“India has a lot of capacity there – with the drug and vaccine companies that are huge suppliers to the entire world,” Mr. Gates was quoted as saying, Sputnik reports.

"India has a lot of capacity there:" Bill Gates says about India's COVID vaccine
“India has a lot of capacity there:” Bill Gates says about India’s COVID vaccine

“You know, more vaccines are made in India than anywhere – starting with Serum Institute, that’s the largest,” he said. “I am excited that the pharmaceutical industry there will be able to produce not just for India but also for the entire world,” Bill Gates, 64, commented in a documentary titled “COVID-19: India’s War Against The Virus” which is set to premiere today on Discovery Plus.

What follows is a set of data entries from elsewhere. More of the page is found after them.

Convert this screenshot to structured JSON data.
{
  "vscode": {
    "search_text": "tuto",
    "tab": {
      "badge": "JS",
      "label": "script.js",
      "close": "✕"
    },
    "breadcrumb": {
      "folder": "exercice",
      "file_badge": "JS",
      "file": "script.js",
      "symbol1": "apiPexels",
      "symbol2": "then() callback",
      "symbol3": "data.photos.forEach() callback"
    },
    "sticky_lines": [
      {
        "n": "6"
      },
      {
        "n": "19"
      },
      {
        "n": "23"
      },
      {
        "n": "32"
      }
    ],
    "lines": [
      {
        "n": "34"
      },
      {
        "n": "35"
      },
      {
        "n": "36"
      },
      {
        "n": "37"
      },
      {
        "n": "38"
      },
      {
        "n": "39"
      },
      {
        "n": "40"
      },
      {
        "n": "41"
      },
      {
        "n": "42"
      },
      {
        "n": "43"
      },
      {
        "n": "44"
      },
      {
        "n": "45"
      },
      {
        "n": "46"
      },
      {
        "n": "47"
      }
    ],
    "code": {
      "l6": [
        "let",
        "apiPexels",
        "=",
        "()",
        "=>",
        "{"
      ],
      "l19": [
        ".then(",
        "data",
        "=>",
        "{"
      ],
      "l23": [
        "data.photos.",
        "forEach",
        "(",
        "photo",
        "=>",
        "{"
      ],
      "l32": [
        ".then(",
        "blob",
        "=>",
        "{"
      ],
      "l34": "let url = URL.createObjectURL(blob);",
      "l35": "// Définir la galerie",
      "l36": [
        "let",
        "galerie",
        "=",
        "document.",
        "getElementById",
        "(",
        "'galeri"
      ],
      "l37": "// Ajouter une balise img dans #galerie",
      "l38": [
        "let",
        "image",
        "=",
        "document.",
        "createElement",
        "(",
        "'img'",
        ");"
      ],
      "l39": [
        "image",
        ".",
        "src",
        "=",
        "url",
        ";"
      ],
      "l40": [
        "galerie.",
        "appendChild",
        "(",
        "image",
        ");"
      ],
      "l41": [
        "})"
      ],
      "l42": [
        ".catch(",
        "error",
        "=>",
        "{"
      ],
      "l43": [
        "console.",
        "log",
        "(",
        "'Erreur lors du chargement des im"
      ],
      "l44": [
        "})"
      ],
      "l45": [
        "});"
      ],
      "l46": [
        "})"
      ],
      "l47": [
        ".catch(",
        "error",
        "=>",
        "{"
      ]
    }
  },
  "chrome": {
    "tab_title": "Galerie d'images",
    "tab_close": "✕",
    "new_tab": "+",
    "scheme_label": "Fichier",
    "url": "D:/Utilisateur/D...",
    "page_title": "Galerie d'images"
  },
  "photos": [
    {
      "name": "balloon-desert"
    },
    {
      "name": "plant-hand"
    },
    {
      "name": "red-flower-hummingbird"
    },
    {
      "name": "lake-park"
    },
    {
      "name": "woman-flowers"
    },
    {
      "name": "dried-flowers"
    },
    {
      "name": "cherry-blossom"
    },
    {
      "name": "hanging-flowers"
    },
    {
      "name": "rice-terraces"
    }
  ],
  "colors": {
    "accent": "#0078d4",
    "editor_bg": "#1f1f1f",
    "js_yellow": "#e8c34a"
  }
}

Watch the documentary trailer here.

“India has a lot of capacity there:” Bill Gates says about India’s COVID vaccine

As of now, there are 155 potential coronavirus vaccine developments currently undergoing across the world, in different stages of development.

The UK, Russia, Canada, the US, and Australia are racing to land on the first vaccine deemed safe and ready for mass immunization. Russia is apparently leading the game, having successfully conducted the clinical trial of potential vaccine ahead of others.

There are 13,589,273 confirmed coronavirus cases in the world, with more than 500,000 people passing out from the novel coronavirus, according to Johns Hopkins data. The US and Brazil are leading the number of infections in the world.

(Cover image courtesy of Kuhlmann /MSC via Commons)